  • Josh Richman

    @4 – Absolutely; not that he didn’t get plenty of Democratic votes, but I’d say Republican voters probably were Swalwell’s victory margin.

    Such is the top-two system. As it’s “father,” Abel Maldonado, has said time and again, it’s meant to foster moderation by forcing candidates to appeal to a broader spectrum of voters. And there’s a whole lot of room to the right of Pete Stark.

  • moderate voter

    Josh, zero chance there will be Democratic bloodbath in 2014 in the 15th, no way will you see a Swalwell, Corbett, and Khanna race.
    Kahnna and Corbett rolled dice – and lost – they were going to wait until Stark retired to run in 2014. Under that scenario you had “open” seat, now the 15th has an incumbent, a young incumbent – only 31 – who will likely work 24/7 to strengthen base over next two years.
    I find unlikely – highly unlikely – Nancy Pelosi would back another candidate for that seat in 2014, Swalwell is liberal enough, not a left wing bomb thrower like Stark was, but he’s a pro-labor Democrat. What would be the point of running somebody else in the 15h district in 2014?
    Swalwell is just perfect for that district, he’s moderate -to liberal, pro-labor, in tight with the small business community He works well with Republicans and independents. He’s an incredibly hard worker to boot. Also, little old ladies like this kid Swalwell, you put all that stuff together and he should cruise to victory in 2014, provided he does good job, which I’m sure he will.
    I think Nancy Pelosi, George Miller, and other Dem leaders are astute enough to understand what happened here. You didn’t just have a 31 year old kid take out an 81 year old Congressman. Erik Swalwell represents the younger generation, his campaign team was a bunch of kids just out of college, his precincts walkers a bunch of high tech workers, all young kids – the ones with these cell phones and all these high tech gizmos. These young kids and the candidate they backed Erik Swalwell – in a stunning upset – defeated the candidate backed by the Democratic Majority leader in Congress. They defeated Washington DC power brokers, and they did the hard way, one vote at a time. That’s pretty impressive, let me tell you.
    I was reading yesterday 20% of the voters in the just concluded national campaign – who just re-elected President Obama – were between the ages of 18-29. This young cohort of voters, they want power too, they want to elect candidates, be a part of the process. That’s what you saw in Swalwell campaign, a bunch of young idealistic kids knocking on 30,000 doors to elect a young person to Congress, and they won, they beat the DC power brokers.
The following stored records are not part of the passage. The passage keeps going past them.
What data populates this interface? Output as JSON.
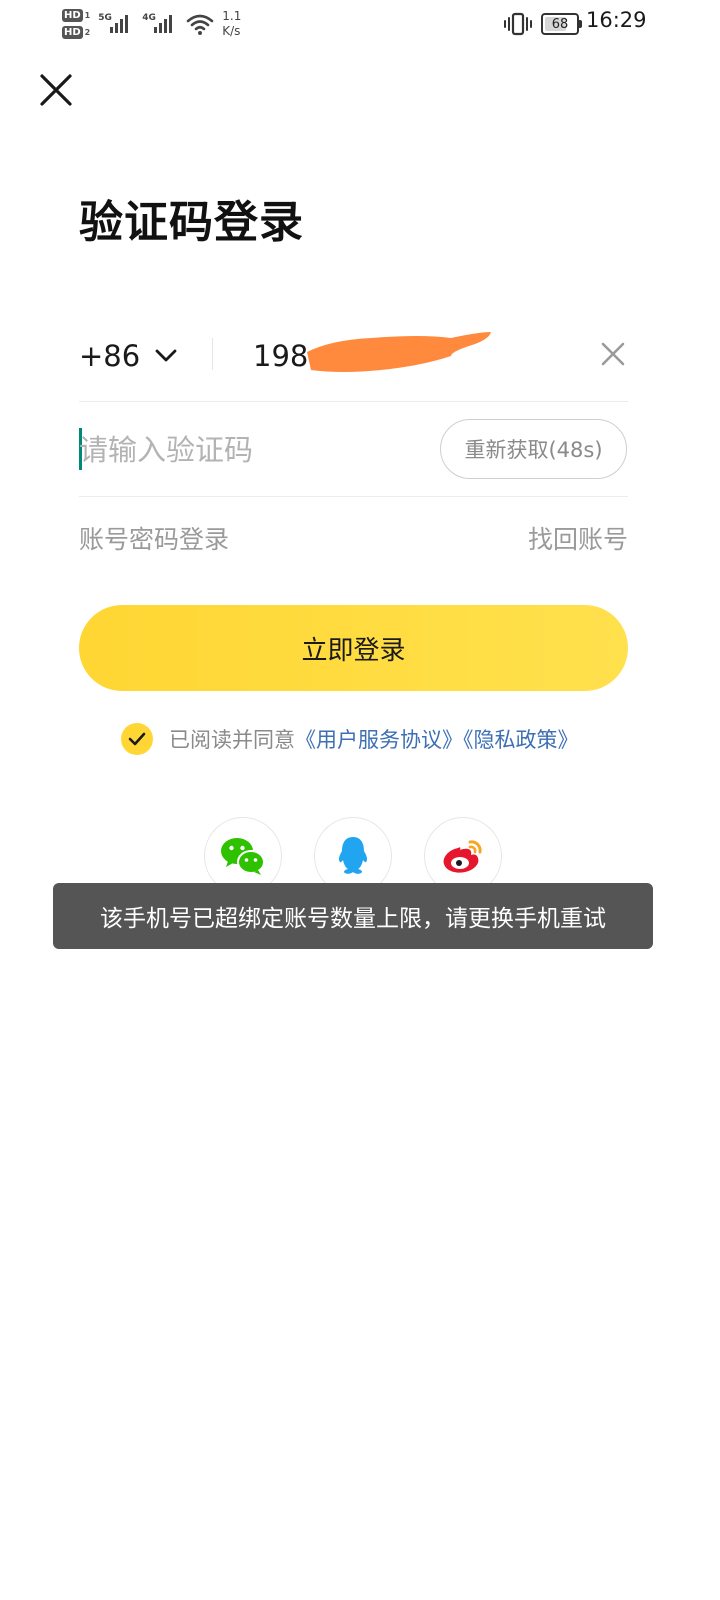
{
  "status_bar": {
    "hd1": "HD",
    "hd1_sub": "1",
    "hd2": "HD",
    "hd2_sub": "2",
    "net1": "5G",
    "net2": "4G",
    "speed_value": "1.1",
    "speed_unit": "K/s",
    "battery": "68",
    "battery_level_percent": 68,
    "time": "16:29"
  },
  "page": {
    "title": "验证码登录"
  },
  "phone": {
    "country_code": "+86",
    "value": "198"
  },
  "code": {
    "placeholder": "请输入验证码",
    "resend_label": "重新获取(48s)"
  },
  "links": {
    "password_login": "账号密码登录",
    "recover_account": "找回账号"
  },
  "login_button": "立即登录",
  "agreement": {
    "prefix": "已阅读并同意",
    "user_agreement": "《用户服务协议》",
    "privacy_policy": "《隐私政策》"
  },
  "social": [
    "wechat-icon",
    "qq-icon",
    "weibo-icon"
  ],
  "toast": "该手机号已超绑定账号数量上限，请更换手机重试",
  "colors": {
    "accent_yellow": "#FFD633",
    "link_blue": "#3D6FB5",
    "caret_teal": "#00897B",
    "toast_bg": "#555555",
    "redaction_orange": "#FF8A3D"
  }
}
It was beautiful thing to watch.
    Frankly, I just don’t see Pelosi and Miller – both pushing 70 – having high level power broker meetings in DC for the purpose of coming up with a candidate to defeat this young upstart Eric Swalwell in 2014. I think they probably got the message of the Stark-Swalwell campaign, you’ve got to find spots for these ambitious young kids, they want to run for office, they bring stuff to the table. You can’t sit up there in Washington DC and say, “I think you need more seasoning, we’ve got everything under control here, come back when you grow up”. That’s what they did to Eric Swalwell, and he ignored them, he went out and raised his own money, ran his own campaign, and now he’s the Congressman in the 15th district.
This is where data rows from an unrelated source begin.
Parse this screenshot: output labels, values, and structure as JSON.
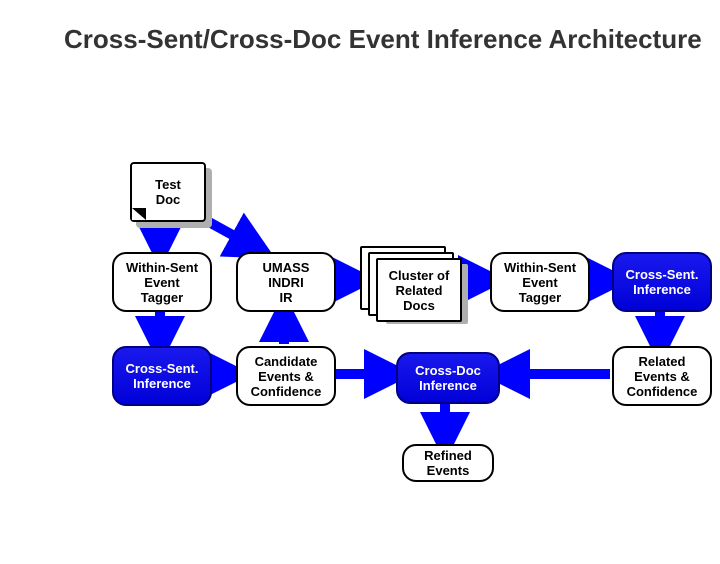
{
  "title": "Cross-Sent/Cross-Doc Event Inference Architecture",
  "boxes": {
    "testDoc": "Test\nDoc",
    "wsTagger1": "Within-Sent\nEvent\nTagger",
    "umass": "UMASS\nINDRI\nIR",
    "cluster": "Cluster of\nRelated\nDocs",
    "wsTagger2": "Within-Sent\nEvent\nTagger",
    "crossSent1": "Cross-Sent.\nInference",
    "crossSent2": "Cross-Sent.\nInference",
    "candidate": "Candidate\nEvents &\nConfidence",
    "crossDoc": "Cross-Doc\nInference",
    "related": "Related\nEvents &\nConfidence",
    "refined": "Refined\nEvents"
  },
  "chart_data": {
    "type": "flowchart",
    "nodes": [
      {
        "id": "testDoc",
        "label": "Test Doc",
        "kind": "document"
      },
      {
        "id": "wsTagger1",
        "label": "Within-Sent Event Tagger",
        "kind": "process"
      },
      {
        "id": "umass",
        "label": "UMASS INDRI IR",
        "kind": "process"
      },
      {
        "id": "cluster",
        "label": "Cluster of Related Docs",
        "kind": "documents"
      },
      {
        "id": "wsTagger2",
        "label": "Within-Sent Event Tagger",
        "kind": "process"
      },
      {
        "id": "crossSent1",
        "label": "Cross-Sent. Inference",
        "kind": "process-highlight"
      },
      {
        "id": "crossSent2",
        "label": "Cross-Sent. Inference",
        "kind": "process-highlight"
      },
      {
        "id": "candidate",
        "label": "Candidate Events & Confidence",
        "kind": "data"
      },
      {
        "id": "crossDoc",
        "label": "Cross-Doc Inference",
        "kind": "process-highlight"
      },
      {
        "id": "related",
        "label": "Related Events & Confidence",
        "kind": "data"
      },
      {
        "id": "refined",
        "label": "Refined Events",
        "kind": "result"
      }
    ],
    "edges": [
      [
        "testDoc",
        "wsTagger1"
      ],
      [
        "testDoc",
        "umass"
      ],
      [
        "wsTagger1",
        "crossSent1"
      ],
      [
        "crossSent1",
        "candidate"
      ],
      [
        "candidate",
        "umass"
      ],
      [
        "umass",
        "cluster"
      ],
      [
        "cluster",
        "wsTagger2"
      ],
      [
        "wsTagger2",
        "crossSent2"
      ],
      [
        "crossSent2",
        "related"
      ],
      [
        "related",
        "crossDoc"
      ],
      [
        "candidate",
        "crossDoc"
      ],
      [
        "crossDoc",
        "refined"
      ]
    ]
  }
}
  • GV Haste

    There’s been a long standing weird idea in EastBay Democratic circles that getting votes from Republicans is some kind of shame on a candidate.

    Even during this race we heard charges that Swalwell was looking for Republicans.
    What foolish thinking from a group that has been calcified for decades.

    The rules of the game changed and the long time local leaders failed to adapt. They lost yet they still try to say, wait until 2014, when a “real” Democrat will win. One of their anointed few with party imprimatur.

    Wake up to reality. You need Republican and independent votes to win.
    If Ro and Corbett don’t get some Republicans, they’ll lose.

  • RR, Senile Columnist

    Hey Pete! Don’t let the door hit ya on the way out !